"The ratings have not been extremely great, I don't think, but I honestly never in my heart was hoping that, 'Oh, this is going to be the biggest show on TV!' I never really felt that," she said. "I thought, 'Hey, this is a really cool experience.' "
What's been harder for Nashville's reality TV stars to ignore is a considerable amount of negative local reaction, particularly online.
When The Tennessean broke the news on Tuesday that "Crazy Hearts" — which followed the careers and turbulent love lives of young musicians and industry figures — had ended its run, the top-voted reader comments on Facebook called the show "horrible," said it gave Nashville "a sleazy personality" and said its end was a "small miracle."
Brentwood-based nonprofit consultant Abby Farrington Goff, 34, waited until she watched the "Nashville Wives" premiere to decide that she wasn't a fan. Her qualm with the show is a common one: that its "reality" presentation of Nashville — with plenty of catty comments, cocktails and a few Southern stereotypes — doesn't look like the community she knows and loves.
"I think it just seems so out of touch with what really goes on in the city," she said. "I believe in the first episode, they were shooting watermelons with a gun."
The stars of "Nashville Wives" and "Crazy Hearts" said they've anticipated that complaint.
"We're all protective of our town," said "Crazy Hearts" cast member Lee Holyfield, a Nashville native. "I absolutely get that. So skepticism? That's healthy, absolutely. Worry, because who is this, coming into our town and trying to expose our city?"
"Wives" premiered on Feb. 24 to a decent 2.3 rating in the Nashville market — equaling roughly 23,000 homes — but slipped to a 1.1., then a 0.2 in the following weeks.
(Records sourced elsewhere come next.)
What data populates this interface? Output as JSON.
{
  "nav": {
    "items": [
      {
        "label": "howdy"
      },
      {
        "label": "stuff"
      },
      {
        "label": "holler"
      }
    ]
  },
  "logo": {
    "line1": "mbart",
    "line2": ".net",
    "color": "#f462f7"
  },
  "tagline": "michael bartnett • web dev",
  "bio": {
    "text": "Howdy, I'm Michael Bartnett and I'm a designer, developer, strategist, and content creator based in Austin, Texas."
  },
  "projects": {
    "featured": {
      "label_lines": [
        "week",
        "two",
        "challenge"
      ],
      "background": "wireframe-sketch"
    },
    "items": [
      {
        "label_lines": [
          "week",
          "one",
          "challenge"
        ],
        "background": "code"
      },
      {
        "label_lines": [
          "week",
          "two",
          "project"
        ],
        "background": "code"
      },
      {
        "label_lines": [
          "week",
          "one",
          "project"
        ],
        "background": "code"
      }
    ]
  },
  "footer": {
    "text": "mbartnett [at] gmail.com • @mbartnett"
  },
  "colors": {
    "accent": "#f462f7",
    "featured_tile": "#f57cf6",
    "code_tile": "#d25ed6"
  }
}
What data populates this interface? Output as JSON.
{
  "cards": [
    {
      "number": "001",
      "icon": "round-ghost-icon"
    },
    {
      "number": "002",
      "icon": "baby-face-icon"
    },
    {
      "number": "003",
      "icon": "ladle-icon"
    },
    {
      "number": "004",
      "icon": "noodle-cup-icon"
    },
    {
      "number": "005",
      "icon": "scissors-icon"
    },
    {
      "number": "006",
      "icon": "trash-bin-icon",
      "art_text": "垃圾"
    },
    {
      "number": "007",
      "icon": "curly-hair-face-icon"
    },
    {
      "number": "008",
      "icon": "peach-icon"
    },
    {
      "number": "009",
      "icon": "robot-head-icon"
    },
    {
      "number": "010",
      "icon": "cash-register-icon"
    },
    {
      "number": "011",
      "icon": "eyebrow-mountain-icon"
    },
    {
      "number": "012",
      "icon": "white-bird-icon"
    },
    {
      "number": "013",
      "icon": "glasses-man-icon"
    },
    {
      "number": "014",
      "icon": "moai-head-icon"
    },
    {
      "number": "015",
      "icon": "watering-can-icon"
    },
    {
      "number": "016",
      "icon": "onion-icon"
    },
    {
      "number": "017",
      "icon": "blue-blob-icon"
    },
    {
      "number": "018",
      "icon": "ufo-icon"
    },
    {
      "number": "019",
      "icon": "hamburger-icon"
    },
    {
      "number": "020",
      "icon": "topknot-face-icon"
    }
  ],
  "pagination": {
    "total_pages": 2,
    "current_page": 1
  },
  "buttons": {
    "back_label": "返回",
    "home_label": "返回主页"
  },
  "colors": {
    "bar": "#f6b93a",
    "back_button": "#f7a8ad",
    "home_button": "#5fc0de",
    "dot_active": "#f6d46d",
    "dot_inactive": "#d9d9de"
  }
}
"Wives" cast member Davidson, a singer-songwriter who will release an EP of country music later this month, said, "I don't think it gets any more Nashville than me, really, to be completely honest. I don't represent the mom that takes her daughter to (Nashville elementary school) Julia Green every day because that's not my life. But not everybody in Nashville's the same, and that's what really is awesome about it. It's a collection of so many different personalities."
Another perception the "Crazy Hearts" cast members are trying to fight: that the show was a ratings failure. Holyfield believes their fate could have been different on a network other than A&E, which is used to massive reality hits such as "Duck Dynasty."
"They promised advertisers 'Duck Dynasty' viewership, and that's what advertisers are paying for," she said.
The show premiered on A&E immediately after "Dynasty," and though it failed to maintain its "lead-in" audience, it continued to attract roughly 1 million viewers per week before moving to Saturdays at 1 p.m., where it continued to pull 700,000 viewers.
Among those were devoted fans like Tonya Carlton-Craney of Greenfield, Ind. The 33-year-old stay-at-home mom said she was "hooked" by the show's romance. The show has made her think about making a trip to Nashville to see the cast members in concert.
Stories like those are a point of pride for "Crazy Hearts" cast member (and former Tennessean staffer) Heather Byrd, who was a key force behind the show and helped assemble its cast.
"I'm really proud of it," she said. "We would all love to have some more glory with it, but I think we're realistic, as well. None of us went into this project thinking that we were going to start raking in the dough on any level, but we were all super excited about it, and we've already had some great opportunities come from being a part of it.
"I think it's impossible to represent what everybody's version of Nashville is in their head," she said. "You just have to tell your own story. So that's what we did."